At What Age Do Knee Problems Start?
Knee pain can start at many different times throughout your life but is usually due to specific conditions.
Children and teenagers can experience knee pain due to conditions such as Osgood Schlatters, patellofemoral pain, or due to injury. These are usually time-limited and will resolve with time and treatment. It is worth getting your child’s knee pain assessed as a return to activity or sport can be optimised by your physiotherapist. Rare conditions such as Juvenile Chronic Arthritis (JCA) can occur and need specialist assessment and management. This appears as a painful swollen, sometimes red joint even at rest.
Adults in their twenties and thirties are most likely to get knee pain due to injury. Sport or vigorous work activity can lead to ligament damage, cartilage damage, muscle strains or tendon injury. These need to be assessed and treated as untreated injuries can lead to you having an increased chance of further injury. It can also increase your chances of developing Osteoarthritis at a later stage. Suppose you have injured your knee and experience significant pain weight-bearing, considerable swelling, any painful clicking or locking or feelings of instability in the knee. You need to have this assessed. Visit your physiotherapist, who is highly skilled at assessing the knee and the most appropriate management plan.
Pain in the knee can start in later life even with no injury history. All joints in the body will have an element of degeneration over time. It is a normal part of aging and can include thinning cartilage, meniscal tears, increased bone growth and increased laxity of supporting ligaments. This is essentially Osteoarthritis. This can start even in your thirties; although this is rare, but is more common for people in their fifties or sixties. Some people can get significant evidence of osteoarthritis on an X-ray, experience little or no pain, and have excellent function. Other people can have low levels of osteoarthritis and experience considerable pain.

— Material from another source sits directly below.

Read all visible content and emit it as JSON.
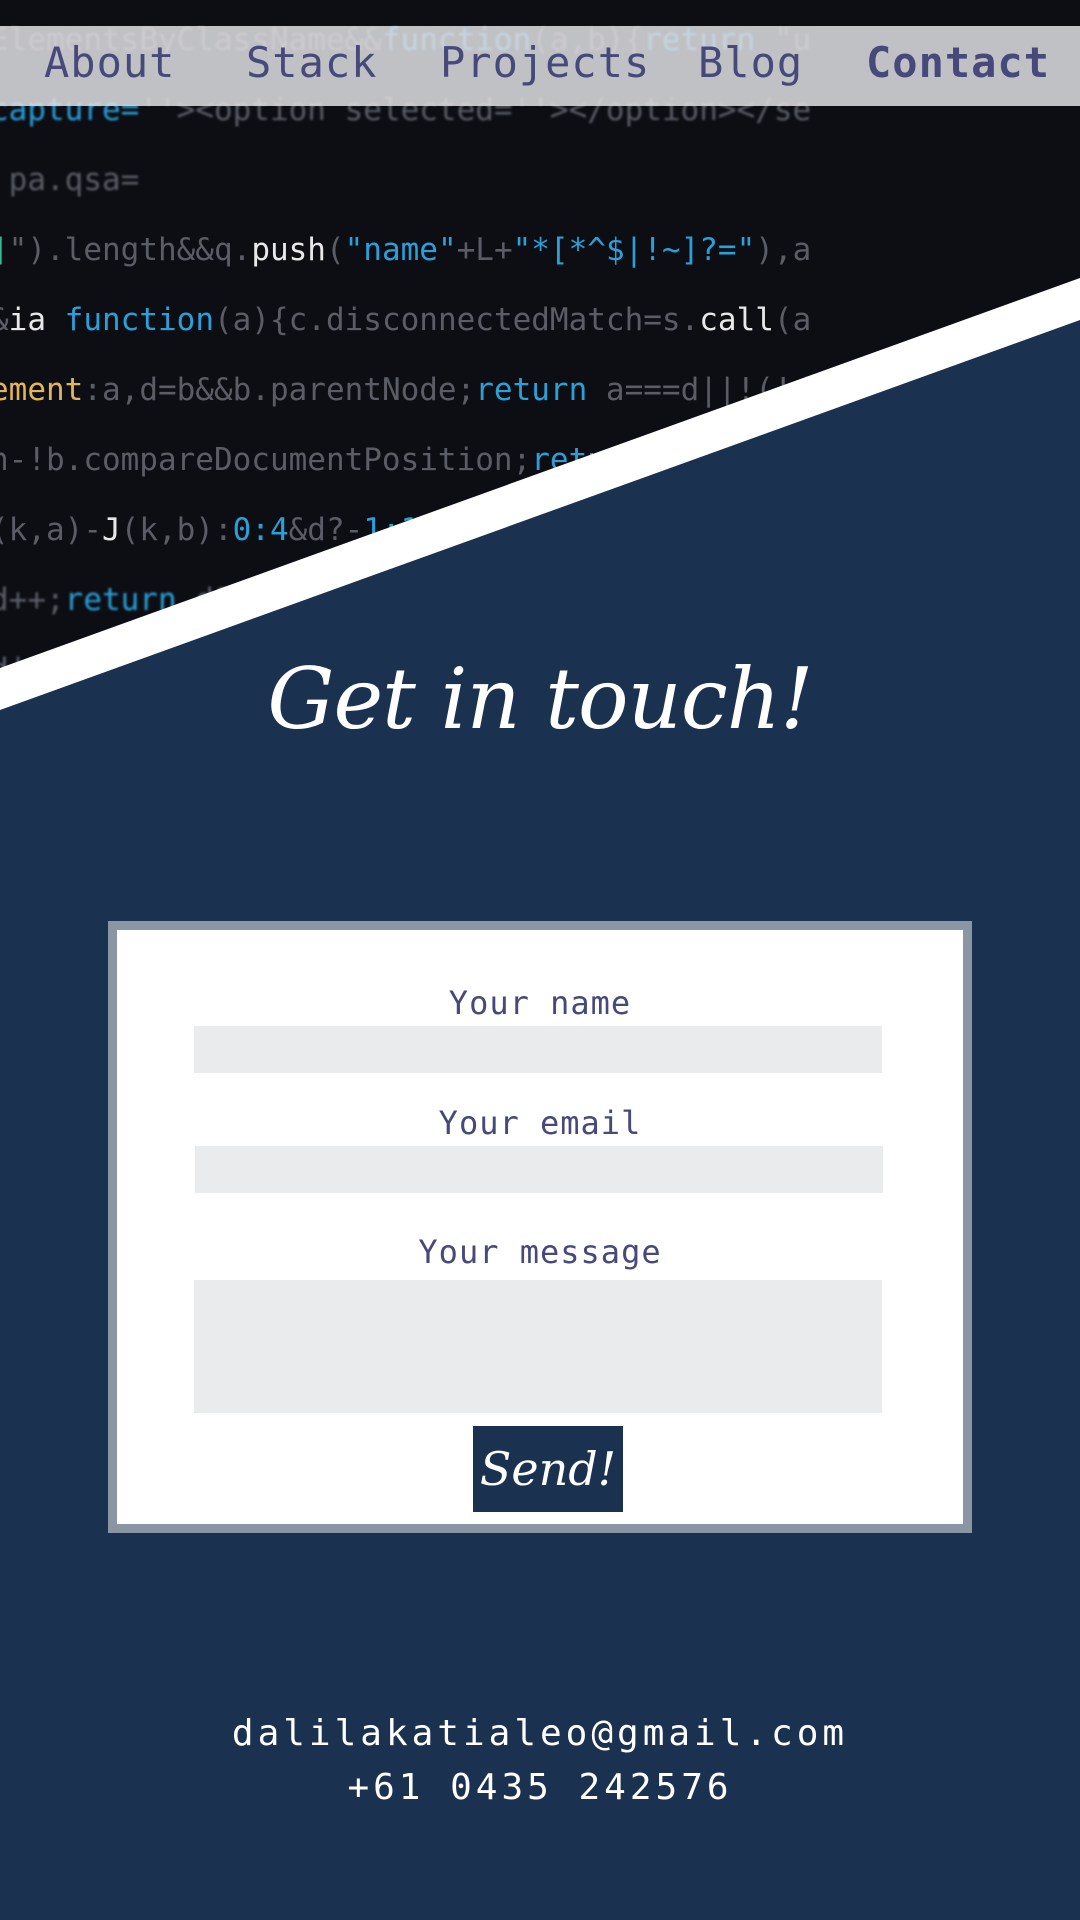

The pain is usually related to weight-bearing activity, especially involving twisting movements. There is occasional swelling associated with this, but this does not always occur. This often happens if someone has significantly increased activity on the knee within a short period. People looking to get back to sport or exercise after a period of inactivity or getting stuck back into the garden to beat back the weeds may experience a flare of pain in their knee. Osteoarthritis needs to be treated as it can ultimately lead to avoidance of exercise or movement. This can then exacerbate other problems such as cardiovascular disease. Your physiotherapist can treat osteoarthritis and develop a programme to restore your knee’s strength and functional capacity.
Sometimes in later life, people get to the stage where a knee replacement is required to restore pain-free movement and function. This is a very successful operation but does require some rehabilitation afterwards to get optimal results.
PhysioWorks offer same-day appointments for prompt diagnosis and rehabilitation plan. Your PhysioWorks Physiotherapist has a particular interest in knee injury and can help guide your rehabilitation to get you back to what you love faster!
So please don’t delay in seeing your knee physiotherapist for their opinion on your knee pain.